▸ Exercise instructions:
Using the data below, return all lines in which "label" appears.

────────────────

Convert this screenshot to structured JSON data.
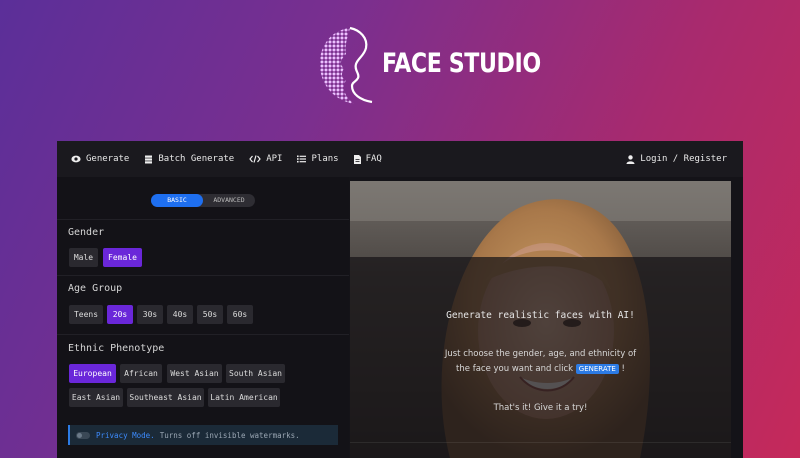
{
  "brand": {
    "name": "FACE STUDIO"
  },
  "navbar": {
    "items": [
      {
        "label": "Generate",
        "icon": "eye-icon"
      },
      {
        "label": "Batch Generate",
        "icon": "layers-icon"
      },
      {
        "label": "API",
        "icon": "code-icon"
      },
      {
        "label": "Plans",
        "icon": "list-icon"
      },
      {
        "label": "FAQ",
        "icon": "document-icon"
      }
    ],
    "login": {
      "label": "Login / Register",
      "icon": "user-icon"
    }
  },
  "mode_toggle": {
    "options": [
      "BASIC",
      "ADVANCED"
    ],
    "selected": "BASIC"
  },
  "gender": {
    "title": "Gender",
    "options": [
      "Male",
      "Female"
    ],
    "selected": "Female"
  },
  "age_group": {
    "title": "Age Group",
    "options": [
      "Teens",
      "20s",
      "30s",
      "40s",
      "50s",
      "60s"
    ],
    "selected": "20s"
  },
  "ethnic": {
    "title": "Ethnic Phenotype",
    "options": [
      "European",
      "African",
      "West Asian",
      "South Asian",
      "East Asian",
      "Southeast Asian",
      "Latin American"
    ],
    "selected": "European"
  },
  "privacy": {
    "label": "Privacy Mode.",
    "text": "Turns off invisible watermarks."
  },
  "hero": {
    "headline": "Generate realistic faces with AI!",
    "line1": "Just choose the gender, age, and ethnicity of",
    "line2_pre": "the face you want and click",
    "button": "GENERATE",
    "line2_post": "!",
    "cta": "That's it! Give it a try!"
  },
  "colors": {
    "accent_purple": "#6a27d9",
    "accent_blue": "#2c7be5",
    "panel_bg": "#141318"
  }
}
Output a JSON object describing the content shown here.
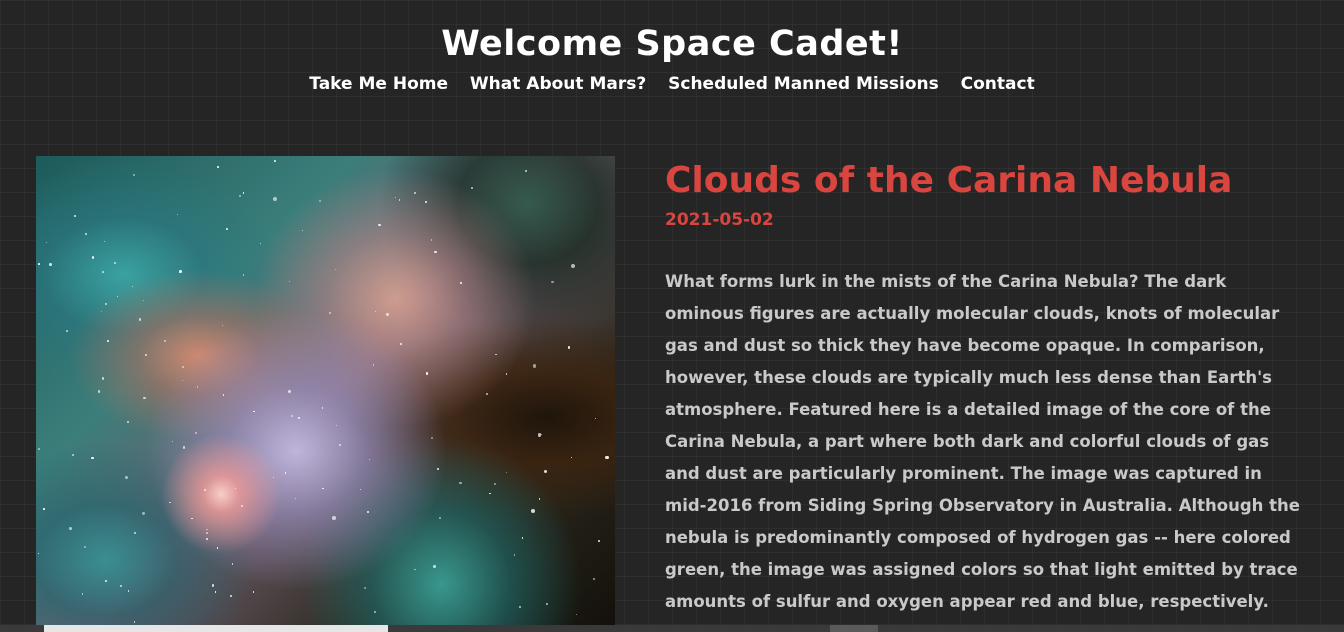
{
  "header": {
    "title": "Welcome Space Cadet!",
    "nav": [
      {
        "label": "Take Me Home"
      },
      {
        "label": "What About Mars?"
      },
      {
        "label": "Scheduled Manned Missions"
      },
      {
        "label": "Contact"
      }
    ]
  },
  "article": {
    "title": "Clouds of the Carina Nebula",
    "date": "2021-05-02",
    "body": "What forms lurk in the mists of the Carina Nebula? The dark ominous figures are actually molecular clouds, knots of molecular gas and dust so thick they have become opaque. In comparison, however, these clouds are typically much less dense than Earth's atmosphere. Featured here is a detailed image of the core of the Carina Nebula, a part where both dark and colorful clouds of gas and dust are particularly prominent. The image was captured in mid-2016 from Siding Spring Observatory in Australia. Although the nebula is predominantly composed of hydrogen gas -- here colored green, the image was assigned colors so that light emitted by trace amounts of sulfur and oxygen appear red and blue, respectively. The entire Carina Nebula,"
  },
  "colors": {
    "background": "#252525",
    "accent": "#d9453f",
    "body_text": "#c9c9c9",
    "header_text": "#ffffff"
  }
}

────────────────

▸ Finished task:
        "label": "Generate",
        "label": "Batch Generate",
        "label": "API",
        "label": "Plans",
        "label": "FAQ",
      "label": "Login / Register",
    "label": "Privacy Mode.",
        "label": "Take Me Home"
        "label": "What About Mars?"
        "label": "Scheduled Manned Missions"
        "label": "Contact"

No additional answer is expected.